  • Services Internet up to 1Gbps, Plan to have VoIP phone service; 
  • Will offer Town $3,650,000 over 25 years; 
  • Will offer an Open Network. 


  • Will begin connecting customers in 6 months after contract adoption; 
  • Good Faith Effort to build out 17%; 
  • Services: Internet Up to 1 Gbps (residential), Voice, Transport, Data Center Services; 
  • Will offer Town $5,390,000 over 25 years. 


  • Will begin connecting customers 3 months after connection of upstream bandwidth;
  • Will build underground in 3 years with customer commitment;
  • Services Offered: Internet Up to 10 (residential) Gbps, Voice, Television, Home Automation, Home Security; 
  • Will offer Town $10,200,000 over 25 years.

Commissioner Marc Hehn has been opposed to the broadband highway from the start.

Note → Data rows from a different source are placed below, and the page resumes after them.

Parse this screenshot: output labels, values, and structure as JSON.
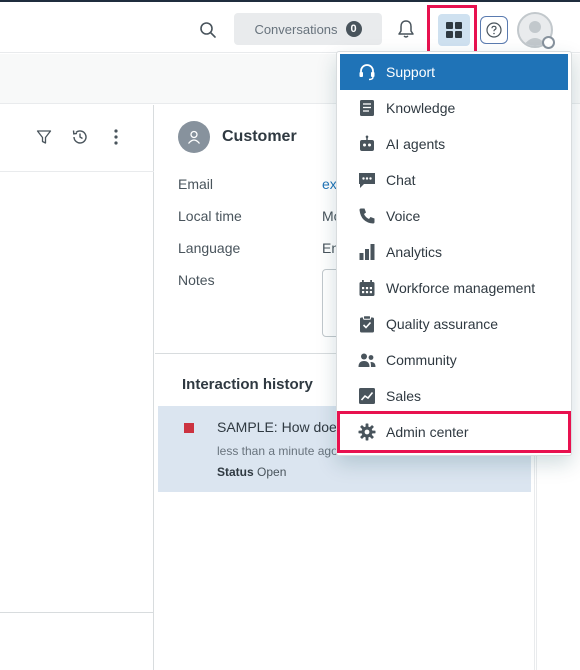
{
  "topbar": {
    "conversations_label": "Conversations",
    "conversations_count": "0"
  },
  "customer": {
    "title": "Customer",
    "fields": [
      {
        "label": "Email",
        "value": "ex"
      },
      {
        "label": "Local time",
        "value": "Mo"
      },
      {
        "label": "Language",
        "value": "En"
      },
      {
        "label": "Notes",
        "value": ""
      }
    ]
  },
  "history": {
    "title": "Interaction history",
    "subject": "SAMPLE: How does",
    "time": "less than a minute ago",
    "status_label": "Status",
    "status_value": "Open"
  },
  "menu": {
    "items": [
      {
        "label": "Support",
        "icon": "headset-icon"
      },
      {
        "label": "Knowledge",
        "icon": "book-icon"
      },
      {
        "label": "AI agents",
        "icon": "robot-icon"
      },
      {
        "label": "Chat",
        "icon": "chat-icon"
      },
      {
        "label": "Voice",
        "icon": "phone-icon"
      },
      {
        "label": "Analytics",
        "icon": "bar-chart-icon"
      },
      {
        "label": "Workforce management",
        "icon": "calendar-icon"
      },
      {
        "label": "Quality assurance",
        "icon": "clipboard-check-icon"
      },
      {
        "label": "Community",
        "icon": "people-icon"
      },
      {
        "label": "Sales",
        "icon": "trend-chart-icon"
      },
      {
        "label": "Admin center",
        "icon": "gear-icon"
      }
    ]
  },
  "colors": {
    "accent": "#1f73b7",
    "highlight": "#e8114f",
    "status_new": "#cc3340"
  }
}
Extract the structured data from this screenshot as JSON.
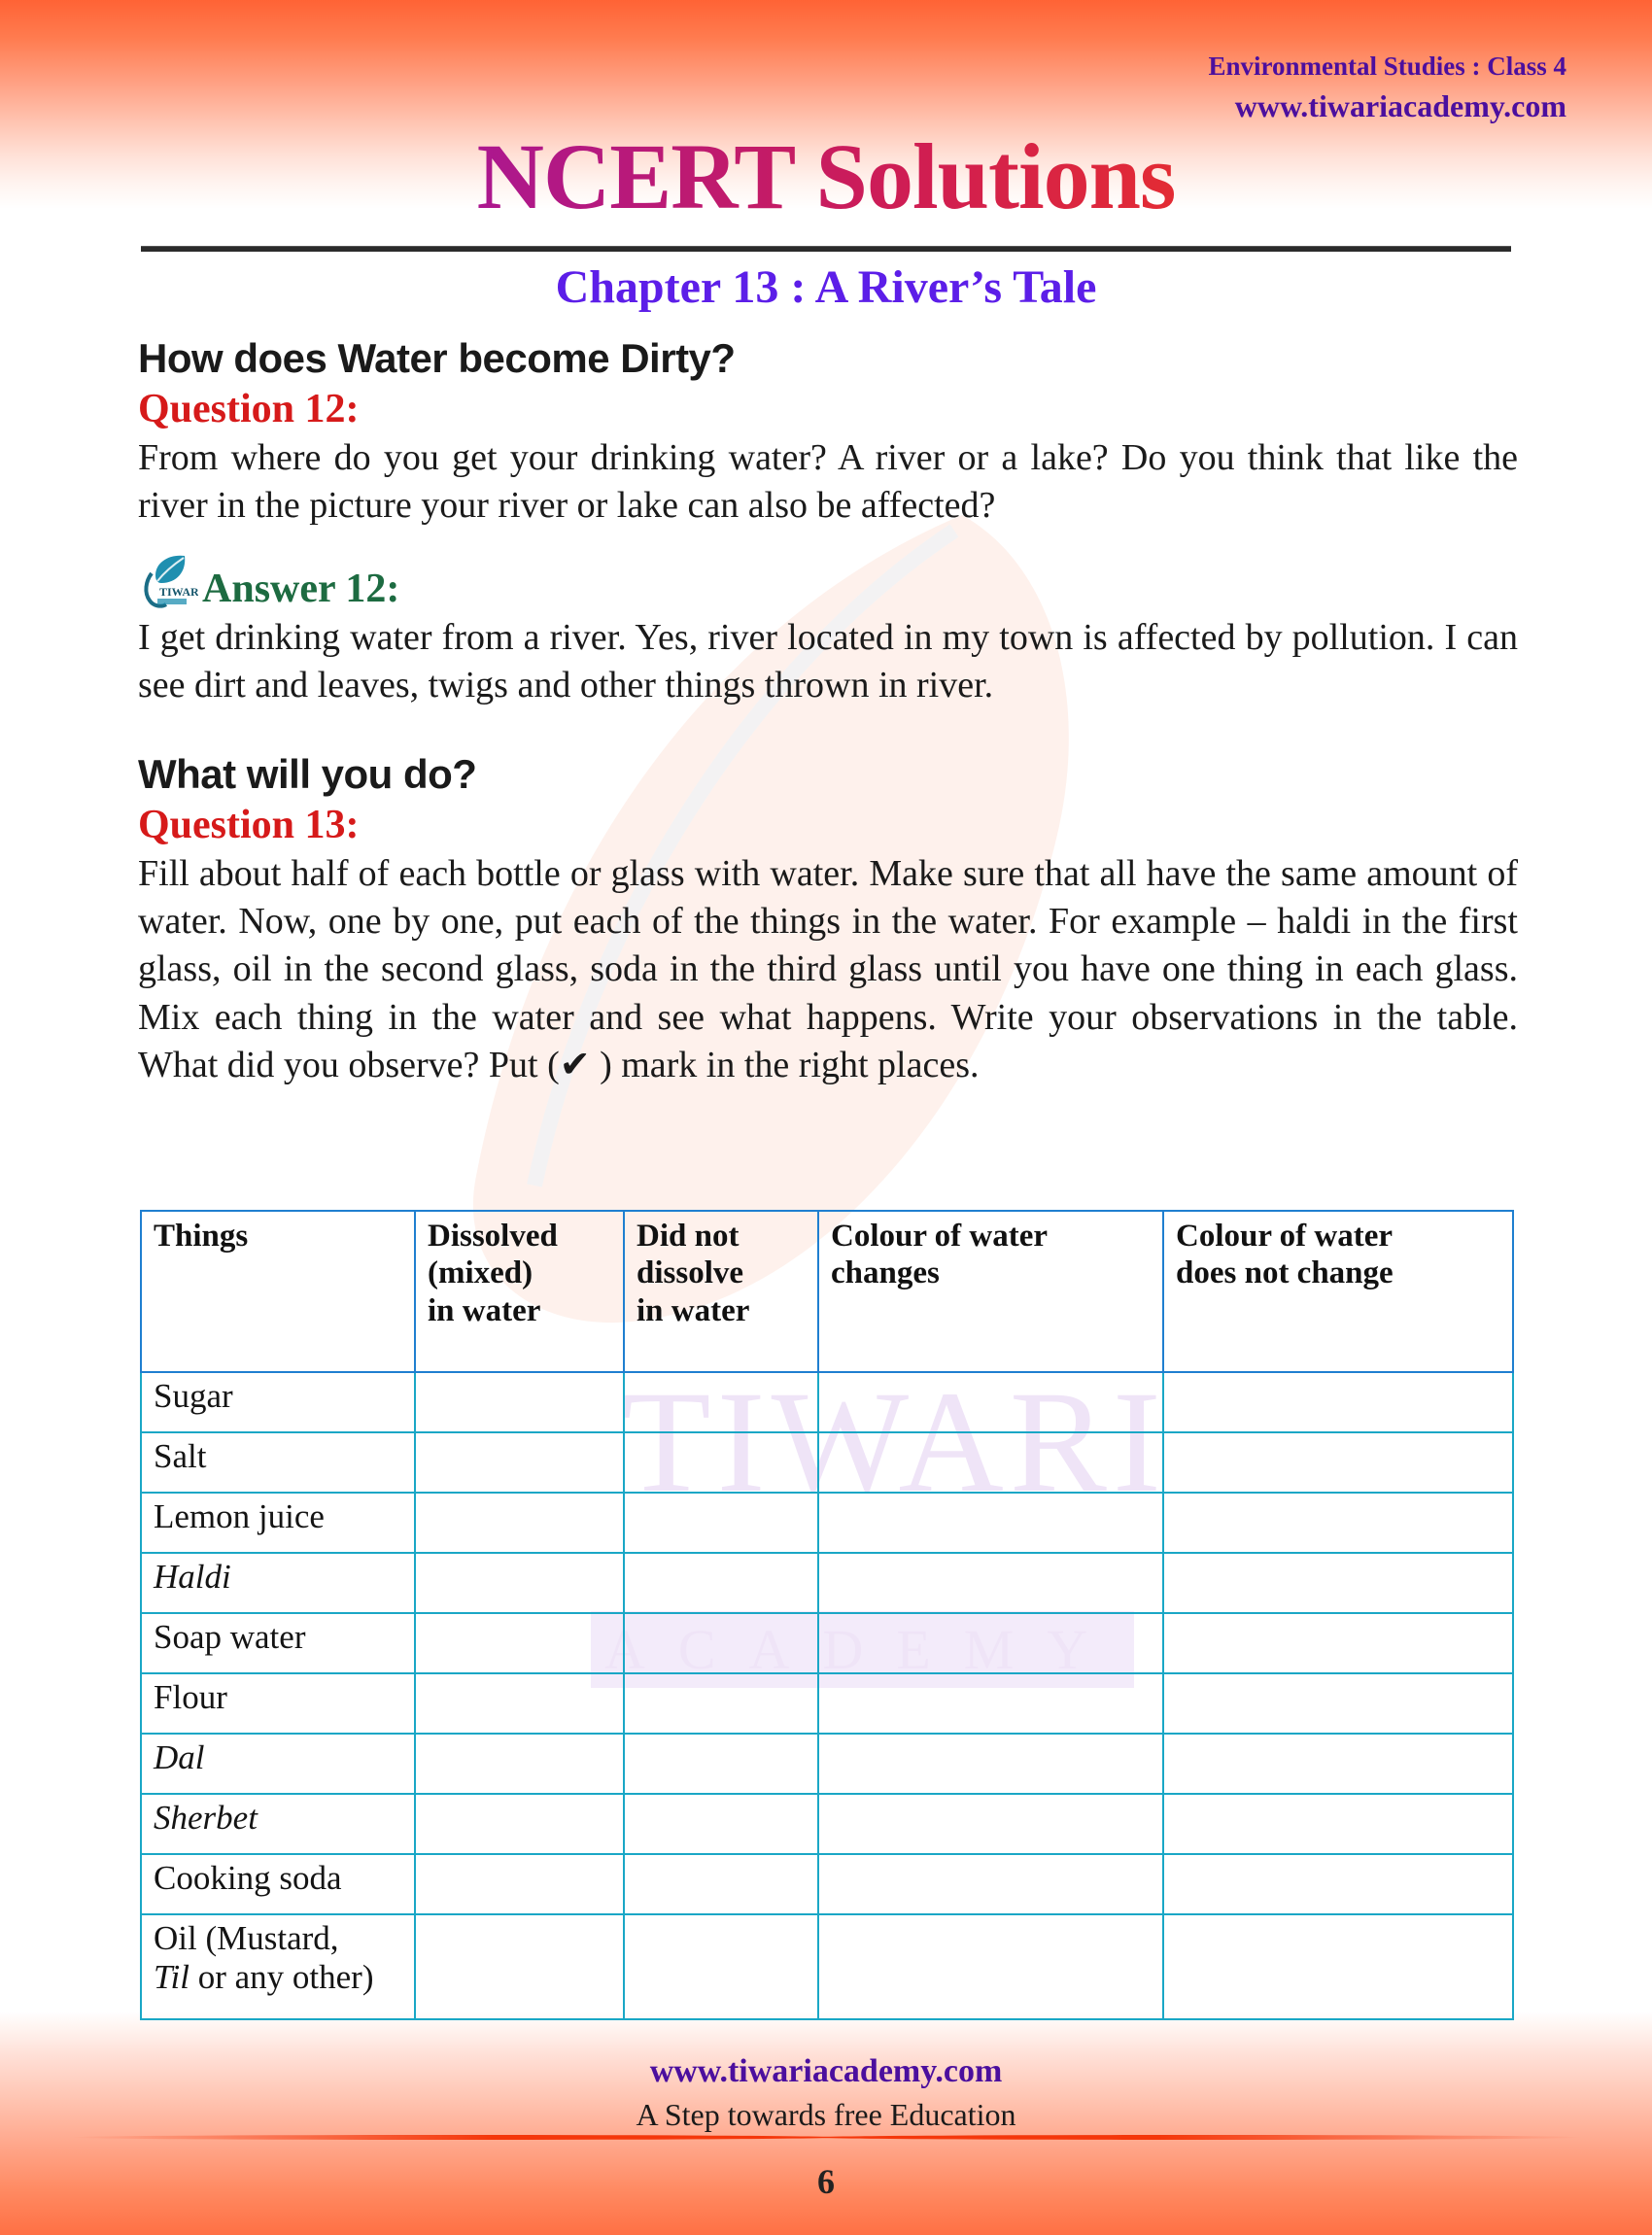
{
  "header": {
    "subject": "Environmental Studies : Class 4",
    "website": "www.tiwariacademy.com"
  },
  "title": {
    "main": "NCERT Solutions",
    "chapter": "Chapter 13 : A River’s Tale"
  },
  "sections": [
    {
      "heading": "How does Water become Dirty?",
      "question_label": "Question 12:",
      "question_text": "From where do you get your drinking water? A river or a lake? Do you think that like the river in the picture your river or lake can also be affected?",
      "answer_label": "Answer  12:",
      "answer_text": "I get drinking water from a river. Yes, river located in my town is affected by pollution. I can see dirt and leaves, twigs and other things thrown in river."
    },
    {
      "heading": "What will you do?",
      "question_label": "Question 13:",
      "question_text": "Fill about half of each bottle or glass with water. Make sure that all have the same amount of water. Now, one by one, put each of the things in the water. For example – haldi in the first glass, oil in the second glass, soda in the third glass until you have one thing in each glass. Mix each thing in the water and see what happens. Write your observations in the table. What did you observe? Put (✔ ) mark in the right places."
    }
  ],
  "table": {
    "columns": [
      "Things",
      "Dissolved (mixed) in water",
      "Did not dissolve in water",
      "Colour of water changes",
      "Colour of water does not change"
    ],
    "column_lines": [
      [
        "Things"
      ],
      [
        "Dissolved",
        "(mixed)",
        "in water"
      ],
      [
        "Did not",
        "dissolve",
        "in water"
      ],
      [
        "Colour of water",
        "changes"
      ],
      [
        "Colour of water",
        "does not change"
      ]
    ],
    "rows": [
      {
        "thing": "Sugar",
        "italic": false,
        "c1": "",
        "c2": "",
        "c3": "",
        "c4": ""
      },
      {
        "thing": "Salt",
        "italic": false,
        "c1": "",
        "c2": "",
        "c3": "",
        "c4": ""
      },
      {
        "thing": "Lemon juice",
        "italic": false,
        "c1": "",
        "c2": "",
        "c3": "",
        "c4": ""
      },
      {
        "thing": "Haldi",
        "italic": true,
        "c1": "",
        "c2": "",
        "c3": "",
        "c4": ""
      },
      {
        "thing": "Soap water",
        "italic": false,
        "c1": "",
        "c2": "",
        "c3": "",
        "c4": ""
      },
      {
        "thing": "Flour",
        "italic": false,
        "c1": "",
        "c2": "",
        "c3": "",
        "c4": ""
      },
      {
        "thing": "Dal",
        "italic": true,
        "c1": "",
        "c2": "",
        "c3": "",
        "c4": ""
      },
      {
        "thing": "Sherbet",
        "italic": true,
        "c1": "",
        "c2": "",
        "c3": "",
        "c4": ""
      },
      {
        "thing": "Cooking soda",
        "italic": false,
        "c1": "",
        "c2": "",
        "c3": "",
        "c4": ""
      }
    ],
    "last_row": {
      "line1": "Oil (Mustard,",
      "line2_italic": "Til",
      "line2_rest": " or any other)"
    }
  },
  "watermark": {
    "big": "TIWARI",
    "small": "ACADEMY",
    "logo_text": "TIWARI"
  },
  "footer": {
    "website": "www.tiwariacademy.com",
    "tagline": "A Step towards free Education",
    "page_number": "6"
  },
  "colors": {
    "accent_purple": "#4b0f9e",
    "chapter_purple": "#5c1ee8",
    "question_red": "#d61a1a",
    "answer_green": "#1d6b41",
    "table_border": "#1aa7c6",
    "table_header_border": "#1f7fd0",
    "band_orange": "#ff6335",
    "watermark_lavender": "#efe4f7"
  }
}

“I don’t think the town should spend money to compete with the companies now available in town,” he said Tuesday night.

But it’s the town’s stance that the existing companies either don’t want to or aren’t capable of supplying the kind of fire power that will propel Highlands’ remote possibilities into the future – which is a major component of its economic plan.

Hehn had several requests prior to any serious contract negotiations taking place – interview each bidder, to have the town’s local, state and federal lawyers in on the interviews, to see the bidders’ financials, to ensure they are properly insured and to enlist the help of an anti-trust lawyer to make sure the town isn’t stepping on local providers’ toes.

He also said he wanted to make sure each bidder was capable of taking on the project.

“We don’t want them to default along the way and leave us hanging,” he said.

All the commissioners agreed to Hehn’s suggestions.

Town Attorney JK Coward said getting other lawyers involved was a good thing “because these will be very involved contracts.”

Commissioner Amy Patterson said to make sure all the bids are apples to apples, she wants the town to ask them all the same questions.

Commissioners envision an hour-long interview with each bidder with all parties present – likely virtual – possibly as early as next week.

Based on the outcome of the interviews and input from various lawyers, the town will then enter into contractual agreements which will likely take some hashing over.

 Meanwhile, Mayor Taylor said the town anticipates the physical network being completed by the end of the year. Rainstorms have slowed work down. 

“Currently, the contractor is doing the tedious task of fusing the glass fiber together to unify the network,” he said.

He said the contractual agreement for the provider may take about as long to complete. 

“Once the contract is signed the company will have to begin staging and setup an office. That process may take as long as three months, so new customers will follow sometime in the first or second quarters of the new year,” he said.

By Kim Lewicki, Highlands Newspaper

Leave a Reply